▼▼▼

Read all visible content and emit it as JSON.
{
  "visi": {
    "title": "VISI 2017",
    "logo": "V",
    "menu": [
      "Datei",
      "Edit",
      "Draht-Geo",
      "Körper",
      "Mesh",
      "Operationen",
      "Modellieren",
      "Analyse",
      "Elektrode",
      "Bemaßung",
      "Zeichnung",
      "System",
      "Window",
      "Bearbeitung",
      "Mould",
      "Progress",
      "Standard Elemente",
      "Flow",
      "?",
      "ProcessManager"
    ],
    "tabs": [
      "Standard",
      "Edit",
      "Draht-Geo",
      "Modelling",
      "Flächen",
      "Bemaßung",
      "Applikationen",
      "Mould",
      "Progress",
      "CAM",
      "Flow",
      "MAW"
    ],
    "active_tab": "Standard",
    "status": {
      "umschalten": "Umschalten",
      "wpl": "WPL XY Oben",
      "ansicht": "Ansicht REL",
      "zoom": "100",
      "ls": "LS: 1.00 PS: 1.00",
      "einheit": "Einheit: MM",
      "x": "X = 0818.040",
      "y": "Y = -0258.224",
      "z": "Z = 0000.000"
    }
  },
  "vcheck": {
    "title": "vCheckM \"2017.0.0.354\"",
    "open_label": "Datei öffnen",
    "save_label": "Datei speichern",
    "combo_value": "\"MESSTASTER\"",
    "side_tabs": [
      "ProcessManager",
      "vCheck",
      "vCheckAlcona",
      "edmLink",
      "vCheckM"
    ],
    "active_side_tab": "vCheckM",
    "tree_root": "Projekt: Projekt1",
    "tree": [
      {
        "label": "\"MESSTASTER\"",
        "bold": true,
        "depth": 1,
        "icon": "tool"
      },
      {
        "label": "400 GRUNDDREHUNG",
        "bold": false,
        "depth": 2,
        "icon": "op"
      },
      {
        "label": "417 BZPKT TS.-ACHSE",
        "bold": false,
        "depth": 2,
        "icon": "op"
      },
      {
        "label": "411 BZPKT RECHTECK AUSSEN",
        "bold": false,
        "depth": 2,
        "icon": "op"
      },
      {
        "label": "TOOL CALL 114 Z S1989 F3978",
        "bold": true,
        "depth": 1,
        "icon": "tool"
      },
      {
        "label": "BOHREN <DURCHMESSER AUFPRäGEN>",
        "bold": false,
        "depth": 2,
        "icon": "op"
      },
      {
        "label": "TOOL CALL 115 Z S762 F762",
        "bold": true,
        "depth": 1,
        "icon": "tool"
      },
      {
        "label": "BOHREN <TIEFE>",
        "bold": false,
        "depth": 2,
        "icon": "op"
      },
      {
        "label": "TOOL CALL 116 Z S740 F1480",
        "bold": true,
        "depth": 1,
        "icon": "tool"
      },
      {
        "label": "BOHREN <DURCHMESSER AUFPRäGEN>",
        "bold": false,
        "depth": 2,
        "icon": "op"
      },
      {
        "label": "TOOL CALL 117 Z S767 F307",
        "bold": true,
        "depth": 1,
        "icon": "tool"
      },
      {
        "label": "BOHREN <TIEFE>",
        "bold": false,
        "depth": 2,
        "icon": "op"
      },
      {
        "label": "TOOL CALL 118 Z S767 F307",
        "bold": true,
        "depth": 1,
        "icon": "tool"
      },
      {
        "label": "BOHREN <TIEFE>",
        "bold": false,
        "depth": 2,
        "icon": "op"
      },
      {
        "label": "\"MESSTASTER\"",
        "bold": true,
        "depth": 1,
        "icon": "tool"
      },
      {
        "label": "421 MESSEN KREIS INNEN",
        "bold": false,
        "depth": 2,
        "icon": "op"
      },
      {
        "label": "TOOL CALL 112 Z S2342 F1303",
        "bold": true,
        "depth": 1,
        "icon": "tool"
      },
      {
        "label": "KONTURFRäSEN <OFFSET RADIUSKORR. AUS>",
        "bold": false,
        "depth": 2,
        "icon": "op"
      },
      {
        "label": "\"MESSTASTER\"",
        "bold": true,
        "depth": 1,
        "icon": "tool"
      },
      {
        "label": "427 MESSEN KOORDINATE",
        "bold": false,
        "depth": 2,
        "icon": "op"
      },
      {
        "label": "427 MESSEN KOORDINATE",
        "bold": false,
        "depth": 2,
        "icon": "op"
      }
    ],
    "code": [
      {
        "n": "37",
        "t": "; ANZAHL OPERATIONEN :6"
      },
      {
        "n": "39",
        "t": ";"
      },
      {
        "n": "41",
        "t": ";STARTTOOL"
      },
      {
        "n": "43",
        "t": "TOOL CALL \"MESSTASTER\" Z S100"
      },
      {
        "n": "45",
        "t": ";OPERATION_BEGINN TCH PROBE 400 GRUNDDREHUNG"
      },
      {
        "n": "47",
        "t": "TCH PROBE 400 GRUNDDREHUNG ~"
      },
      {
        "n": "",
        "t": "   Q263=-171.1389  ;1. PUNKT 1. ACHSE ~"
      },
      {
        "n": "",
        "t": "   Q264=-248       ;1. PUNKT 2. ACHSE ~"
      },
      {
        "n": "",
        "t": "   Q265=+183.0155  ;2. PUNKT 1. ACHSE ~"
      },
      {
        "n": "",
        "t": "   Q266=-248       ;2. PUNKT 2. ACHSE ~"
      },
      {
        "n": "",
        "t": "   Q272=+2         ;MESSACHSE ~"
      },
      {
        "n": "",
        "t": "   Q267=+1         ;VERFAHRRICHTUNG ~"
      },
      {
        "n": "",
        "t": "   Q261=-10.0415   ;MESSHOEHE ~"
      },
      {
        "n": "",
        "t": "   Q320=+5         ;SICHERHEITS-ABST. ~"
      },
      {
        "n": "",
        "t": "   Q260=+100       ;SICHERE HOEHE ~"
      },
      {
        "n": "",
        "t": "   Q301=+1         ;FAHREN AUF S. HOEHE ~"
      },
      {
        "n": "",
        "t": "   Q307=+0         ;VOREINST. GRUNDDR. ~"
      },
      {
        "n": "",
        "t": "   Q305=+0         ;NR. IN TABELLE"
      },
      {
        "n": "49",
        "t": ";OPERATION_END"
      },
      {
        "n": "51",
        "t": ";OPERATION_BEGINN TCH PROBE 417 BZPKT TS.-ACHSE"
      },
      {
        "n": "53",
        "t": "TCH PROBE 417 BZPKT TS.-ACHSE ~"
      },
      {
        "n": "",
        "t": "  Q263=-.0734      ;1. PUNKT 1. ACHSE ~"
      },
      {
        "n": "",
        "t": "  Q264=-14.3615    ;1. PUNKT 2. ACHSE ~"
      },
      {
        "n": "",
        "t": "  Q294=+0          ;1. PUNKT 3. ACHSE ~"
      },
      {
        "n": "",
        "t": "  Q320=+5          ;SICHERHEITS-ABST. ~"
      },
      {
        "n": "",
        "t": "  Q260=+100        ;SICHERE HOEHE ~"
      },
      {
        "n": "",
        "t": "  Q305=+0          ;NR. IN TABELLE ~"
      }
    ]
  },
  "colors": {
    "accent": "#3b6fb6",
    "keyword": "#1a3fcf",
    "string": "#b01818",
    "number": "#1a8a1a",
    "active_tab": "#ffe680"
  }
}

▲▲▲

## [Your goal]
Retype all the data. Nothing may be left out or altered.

## [Exercise result]
Read all visible content and emit it as JSON.
{
  "visi": {
    "title": "VISI 2017",
    "logo": "V",
    "menu": [
      "Datei",
      "Edit",
      "Draht-Geo",
      "Körper",
      "Mesh",
      "Operationen",
      "Modellieren",
      "Analyse",
      "Elektrode",
      "Bemaßung",
      "Zeichnung",
      "System",
      "Window",
      "Bearbeitung",
      "Mould",
      "Progress",
      "Standard Elemente",
      "Flow",
      "?",
      "ProcessManager"
    ],
    "tabs": [
      "Standard",
      "Edit",
      "Draht-Geo",
      "Modelling",
      "Flächen",
      "Bemaßung",
      "Applikationen",
      "Mould",
      "Progress",
      "CAM",
      "Flow",
      "MAW"
    ],
    "active_tab": "Standard",
    "status": {
      "umschalten": "Umschalten",
      "wpl": "WPL XY Oben",
      "ansicht": "Ansicht REL",
      "zoom": "100",
      "ls": "LS: 1.00 PS: 1.00",
      "einheit": "Einheit: MM",
      "x": "X = 0818.040",
      "y": "Y = -0258.224",
      "z": "Z = 0000.000"
    }
  },
  "vcheck": {
    "title": "vCheckM \"2017.0.0.354\"",
    "open_label": "Datei öffnen",
    "save_label": "Datei speichern",
    "combo_value": "\"MESSTASTER\"",
    "side_tabs": [
      "ProcessManager",
      "vCheck",
      "vCheckAlcona",
      "edmLink",
      "vCheckM"
    ],
    "active_side_tab": "vCheckM",
    "tree_root": "Projekt: Projekt1",
    "tree": [
      {
        "label": "\"MESSTASTER\"",
        "bold": true,
        "depth": 1,
        "icon": "tool"
      },
      {
        "label": "400 GRUNDDREHUNG",
        "bold": false,
        "depth": 2,
        "icon": "op"
      },
      {
        "label": "417 BZPKT TS.-ACHSE",
        "bold": false,
        "depth": 2,
        "icon": "op"
      },
      {
        "label": "411 BZPKT RECHTECK AUSSEN",
        "bold": false,
        "depth": 2,
        "icon": "op"
      },
      {
        "label": "TOOL CALL 114 Z S1989 F3978",
        "bold": true,
        "depth": 1,
        "icon": "tool"
      },
      {
        "label": "BOHREN <DURCHMESSER AUFPRäGEN>",
        "bold": false,
        "depth": 2,
        "icon": "op"
      },
      {
        "label": "TOOL CALL 115 Z S762 F762",
        "bold": true,
        "depth": 1,
        "icon": "tool"
      },
      {
        "label": "BOHREN <TIEFE>",
        "bold": false,
        "depth": 2,
        "icon": "op"
      },
      {
        "label": "TOOL CALL 116 Z S740 F1480",
        "bold": true,
        "depth": 1,
        "icon": "tool"
      },
      {
        "label": "BOHREN <DURCHMESSER AUFPRäGEN>",
        "bold": false,
        "depth": 2,
        "icon": "op"
      },
      {
        "label": "TOOL CALL 117 Z S767 F307",
        "bold": true,
        "depth": 1,
        "icon": "tool"
      },
      {
        "label": "BOHREN <TIEFE>",
        "bold": false,
        "depth": 2,
        "icon": "op"
      },
      {
        "label": "TOOL CALL 118 Z S767 F307",
        "bold": true,
        "depth": 1,
        "icon": "tool"
      },
      {
        "label": "BOHREN <TIEFE>",
        "bold": false,
        "depth": 2,
        "icon": "op"
      },
      {
        "label": "\"MESSTASTER\"",
        "bold": true,
        "depth": 1,
        "icon": "tool"
      },
      {
        "label": "421 MESSEN KREIS INNEN",
        "bold": false,
        "depth": 2,
        "icon": "op"
      },
      {
        "label": "TOOL CALL 112 Z S2342 F1303",
        "bold": true,
        "depth": 1,
        "icon": "tool"
      },
      {
        "label": "KONTURFRäSEN <OFFSET RADIUSKORR. AUS>",
        "bold": false,
        "depth": 2,
        "icon": "op"
      },
      {
        "label": "\"MESSTASTER\"",
        "bold": true,
        "depth": 1,
        "icon": "tool"
      },
      {
        "label": "427 MESSEN KOORDINATE",
        "bold": false,
        "depth": 2,
        "icon": "op"
      },
      {
        "label": "427 MESSEN KOORDINATE",
        "bold": false,
        "depth": 2,
        "icon": "op"
      }
    ],
    "code": [
      {
        "n": "37",
        "t": "; ANZAHL OPERATIONEN :6"
      },
      {
        "n": "39",
        "t": ";"
      },
      {
        "n": "41",
        "t": ";STARTTOOL"
      },
      {
        "n": "43",
        "t": "TOOL CALL \"MESSTASTER\" Z S100"
      },
      {
        "n": "45",
        "t": ";OPERATION_BEGINN TCH PROBE 400 GRUNDDREHUNG"
      },
      {
        "n": "47",
        "t": "TCH PROBE 400 GRUNDDREHUNG ~"
      },
      {
        "n": "",
        "t": "   Q263=-171.1389  ;1. PUNKT 1. ACHSE ~"
      },
      {
        "n": "",
        "t": "   Q264=-248       ;1. PUNKT 2. ACHSE ~"
      },
      {
        "n": "",
        "t": "   Q265=+183.0155  ;2. PUNKT 1. ACHSE ~"
      },
      {
        "n": "",
        "t": "   Q266=-248       ;2. PUNKT 2. ACHSE ~"
      },
      {
        "n": "",
        "t": "   Q272=+2         ;MESSACHSE ~"
      },
      {
        "n": "",
        "t": "   Q267=+1         ;VERFAHRRICHTUNG ~"
      },
      {
        "n": "",
        "t": "   Q261=-10.0415   ;MESSHOEHE ~"
      },
      {
        "n": "",
        "t": "   Q320=+5         ;SICHERHEITS-ABST. ~"
      },
      {
        "n": "",
        "t": "   Q260=+100       ;SICHERE HOEHE ~"
      },
      {
        "n": "",
        "t": "   Q301=+1         ;FAHREN AUF S. HOEHE ~"
      },
      {
        "n": "",
        "t": "   Q307=+0         ;VOREINST. GRUNDDR. ~"
      },
      {
        "n": "",
        "t": "   Q305=+0         ;NR. IN TABELLE"
      },
      {
        "n": "49",
        "t": ";OPERATION_END"
      },
      {
        "n": "51",
        "t": ";OPERATION_BEGINN TCH PROBE 417 BZPKT TS.-ACHSE"
      },
      {
        "n": "53",
        "t": "TCH PROBE 417 BZPKT TS.-ACHSE ~"
      },
      {
        "n": "",
        "t": "  Q263=-.0734      ;1. PUNKT 1. ACHSE ~"
      },
      {
        "n": "",
        "t": "  Q264=-14.3615    ;1. PUNKT 2. ACHSE ~"
      },
      {
        "n": "",
        "t": "  Q294=+0          ;1. PUNKT 3. ACHSE ~"
      },
      {
        "n": "",
        "t": "  Q320=+5          ;SICHERHEITS-ABST. ~"
      },
      {
        "n": "",
        "t": "  Q260=+100        ;SICHERE HOEHE ~"
      },
      {
        "n": "",
        "t": "  Q305=+0          ;NR. IN TABELLE ~"
      }
    ]
  },
  "colors": {
    "accent": "#3b6fb6",
    "keyword": "#1a3fcf",
    "string": "#b01818",
    "number": "#1a8a1a",
    "active_tab": "#ffe680"
  }
}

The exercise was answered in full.